GOF: Is there one food fact that you’re shocked more people don’t take into consideration before they bite into it?
BRW: Probably food safety? Eating is a very intimate experience, but most people likely don’t spend a lot of time thinking about the risks of what they might be eating and how to mitigate them. In full disclosure, I will on occasion eat raw cookie dough but will never touch raw milk.
GOF: I noticed you have a hashtag of your own going, #bethanys30by30. What does this hashtag mean to you?
BRW: Last December I turned 29- in the months before, I spent a lot of time thinking about what I really wanted to accomplish prior to turning 30 and this list of 30 was the output of that. Some of the goals are relatively minor, like learning how to do crow pose in yoga, while others are pretty big, like buying a house. Although, on saying that, the crow pose is just one of the many yoga stretches that you need to master before being able to feel the full benefits of this workout. Depending on how well you do in yoga, this could prove to be quite a hard goal to complete. It just depends on the type of person that you are that can make some goals harder to achieve than others. Obviously there were some food-related items like cooking with a new ingredient monthly and learning to make bagels. I was a little nervous to post on social media about it, but I’ve actually found there’s been a lot of positivity that’s come from sharing. Several people have joined me on my goals and it’s even inspired some of my mentors at work to create 40 by 40 or 50 by 50 lists! The real purpose behind it was to be intentional with my goals and really to push myself to grow and progress, even if that didn’t necessarily mean accomplishing every last one of them.
GOF: When it comes to Instagram, would you say you post food for your following or for yourself?
BRW: I would say mostly for myself- I love sharing what I eat and took photos of food in the years prior to Instagram; however, I do love partnering with local businesses (we’re blessed with a wonderful food scene & community in the Twin Cities) so the intention behind some of what I post is to let others in the Twin Cities know about certain restaurants or products. At the end of the day, I want my Instagram account to be a reflection of me personally. I have intentionally chosen to only have one Instagram account, and while you’ll see a lot of food (because I love eating and am passionate about it!) there’s also more personal content like outdoor adventures and dog photos.
GOF: Let’s talk dog food – do you make your own or do you have a preferred brand?
BRW: Sometimes I do make homemade dog treats or cupcakes on birthdays! Herby also really likes fresh fruit and veggies so sometimes I’ll give him a bite when I’m in the kitchen. I recently switched to Hill’s Science Diet Senior per our vet’s recommendation.
GOF: Any food items you want to see less of on Instagram?
BRW: Foods that only look good but that only taste mediocre.
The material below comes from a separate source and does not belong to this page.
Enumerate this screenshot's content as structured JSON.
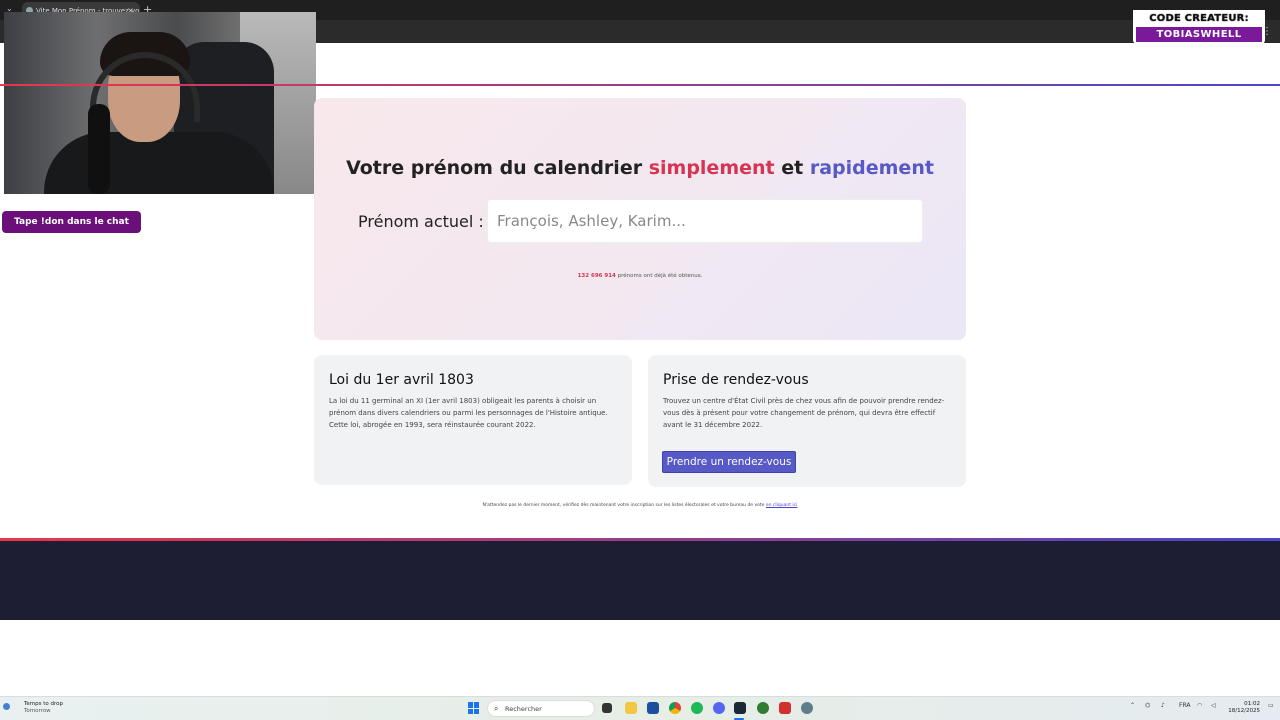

There’s nothing more disappointing than visiting a place that’s been highly Instagrammed about and the food itself doesn’t live up to the pictures. I’d rather eat something that’s plain-looking but delicious. Also, “yolk porn”. I really don’t like eggs already, and these videos just gross me out.
GOF: Favorite St. Paul restaurants?
BRW: Mucci’s Italian- their food is delicious and the atmosphere feels like being at home. Plus they have excellent donuts on the weekends. I’m also happy to see that some of my favorite Minneapolis spots like Parlour and Revival have opened St. Paul locations. Stewart’s and the original Punch Pizza are both excellent and walkable from our place. In my opinion, the best Juicy Lucy in the Twin Cities is at The Nook in St. Paul- I take everyone who comes in to visit from out of town here.